What: “Il Teatro Alla Moda” (Theater in Fashion) – an exhibition of Italy’s haute couture designers that pulls over 71 opera costumes and 76 sketches from 17 private and public collections around the world designed by Fendi, Versace, Valentino, Missoni, Giorgio Armani, Alberta Ferretti, and more. The exhibition will have a limited 4-week run from Oct. 14–Dec. 18 (free on Wednesdays) at 253 N. Beverly Dr. on the ground floor of the new MGM Place. Hours are Wednesday-Friday noon- 7 p.m. and Saturday/Sunday 11 a.m. – 6 p.m. Tickets: $10, Free on Wednesday. Children under 12 and students with valid ID are free.
Where: While the new Wallis Annenberg Center For The Performing Arts is under construction (they will open in Fall 2013), the center borrowed space from the newly built MGM building on N. Beverly Drive to house the US premiere of “Il Teatro Alla Moda” which has now been in Rome, Milan and will go back to Venice after it’s stay in Beverly Hills. An after party was held across the street in the Montage courtyard.

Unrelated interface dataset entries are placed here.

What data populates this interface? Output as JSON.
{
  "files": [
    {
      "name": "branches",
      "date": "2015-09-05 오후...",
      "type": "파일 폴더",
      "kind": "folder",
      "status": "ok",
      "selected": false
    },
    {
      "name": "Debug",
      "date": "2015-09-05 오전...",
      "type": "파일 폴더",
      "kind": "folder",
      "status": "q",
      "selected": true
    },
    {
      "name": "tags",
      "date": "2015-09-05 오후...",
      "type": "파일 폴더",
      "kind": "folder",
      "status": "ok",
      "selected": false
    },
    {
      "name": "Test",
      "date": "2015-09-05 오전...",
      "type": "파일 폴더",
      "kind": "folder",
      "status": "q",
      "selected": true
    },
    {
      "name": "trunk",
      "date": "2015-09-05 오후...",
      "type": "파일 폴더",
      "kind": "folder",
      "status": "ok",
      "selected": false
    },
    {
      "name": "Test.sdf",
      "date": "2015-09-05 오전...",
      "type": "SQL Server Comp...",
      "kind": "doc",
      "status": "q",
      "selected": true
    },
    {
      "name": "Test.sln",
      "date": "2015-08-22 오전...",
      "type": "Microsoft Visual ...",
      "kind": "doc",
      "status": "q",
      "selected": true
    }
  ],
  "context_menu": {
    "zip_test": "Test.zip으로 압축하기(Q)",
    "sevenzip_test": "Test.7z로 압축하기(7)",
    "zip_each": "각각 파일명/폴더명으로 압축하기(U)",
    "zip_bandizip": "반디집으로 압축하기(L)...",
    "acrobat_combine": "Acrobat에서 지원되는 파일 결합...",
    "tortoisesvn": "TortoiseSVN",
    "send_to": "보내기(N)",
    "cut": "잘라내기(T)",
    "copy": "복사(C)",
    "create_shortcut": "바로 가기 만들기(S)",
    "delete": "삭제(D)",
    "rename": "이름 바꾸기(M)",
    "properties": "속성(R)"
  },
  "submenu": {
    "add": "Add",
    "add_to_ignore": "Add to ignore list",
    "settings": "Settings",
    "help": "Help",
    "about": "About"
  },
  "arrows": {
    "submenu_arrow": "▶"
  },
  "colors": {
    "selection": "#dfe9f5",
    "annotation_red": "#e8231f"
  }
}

Who: Bram Goldsmith (Chairman of the Annenberg’s Board of directors), Massimiliano Capella (curated of the exhibit), Lou Moore of the Annenberg Center (who is responsible for bringing the exhibit to Beverly Hills) and her husband Shaun Singleton, Vicky Renyolds (former mayor of BH), Brian Rosesntien, Candy Spelling, Valeria Mangani (Vice-President of Alta Roma in Rome, and the external relations manager for the Mayor of Rome), Italian Consul General Giuseppe Perrone, Wanda McDaniel and Barry Frediani from Armani, Annenberg board members Jerry & Lois Magnin, Fred & Betty Hayman, John & Bridget Martens and many more.
The Italian team has been here for 5 days to set up the exhibit, staying at the Beverly Hilton and taking in all the sites and museums in LA – Getty, LACMA, MOCA … Massimiliano, Valeria, Lou and Bram each spoke about their involvements with the project. Massimiliano both Valeria used the phrase “made with love” to describe the pieces in the exhibit … something we don’t hear often in America and a nice sentiment.
While The Annenberg Center won’t open until next fall, the garage – a subterranean, three-level parking garage operated by the City of Beverly Hills – is opening in two weeks.
Highlights of the exhibition include costumes from the following productions:
Giorgio Armani: Soul
Roberto Capucci: Tribute to Maria Callas, Capriccio
Enrico Coveri: The Great Gatsby
Fendi: La Traviata, Carmen
Alberta Ferretti: Carmen
Romeo Gigli: The Magic Flute
Antonio Marras: Midsummer Night’s Dream
Missoni: Lucia di Lammermoor
Ungaro: The Clemency of Titus
Valentino: The Dream of Valentino
Gianni Versace: Salome, Capriccio, Dionysos, Doktor Faustus
The pieces in this exhibition are on loan from:
•Enrico Coveri Maison, Milan
•Missoni S.p.A., Milan
•Teatro alla Scala, Milan
•Versace S.p.A., Milan
•The Kabaivanska Collection, Modena
•Teatro San Carlo, Naples
•The Antonacci Collection, Paris
•Teatro Regio, Parma
•The Bonfadelli Collection, Rome
•Renato Balestra Haute Couture, Rome
•Sartoria Farani, Rome
•Sartoria Russo, Rome
•Teatro dell’Opera, Rome
•The Ricciarelli Collection, Verona
•Washington National Opera, Washington, D.C.
The collaboration between haute couture and theater has its roots in the late 19th century. The great fashion designer, Charles Frederick Worth worked closely with preeminent artists such as Sarah Bernhardt, Lillie Langtry and Jenny Lind to design their costumes. In 1924 Sergei Pavlovich Diaghiev invited Coco Chanel to design the costumes for Le Train Bleu, a new ballet for the legendary Les Ballet Russes, based on a story by Jean Cocteau. The curtain was painted by Pablo Picasso and the set was an avant-garde Cubist beach designed by Henry Laurens. Chanel created bathing suits of jersey, until then, considered a working class fabric. The ballet was an immediate sensation, setting the stage for transformative collaborations between the great European designers Elsa Schiaparelli, Jeanne Lavin, Pierre Balmain, Christian Dior, Yves Saint Laurent, Karl Lagerfeld, John Galliano, Jean-Paul Gaultier, Thiery Mugler, Vivienne Westwood and Christian LaCroix and the arts. Beginning in the 1980’s, Italian designers began to dominate costume design.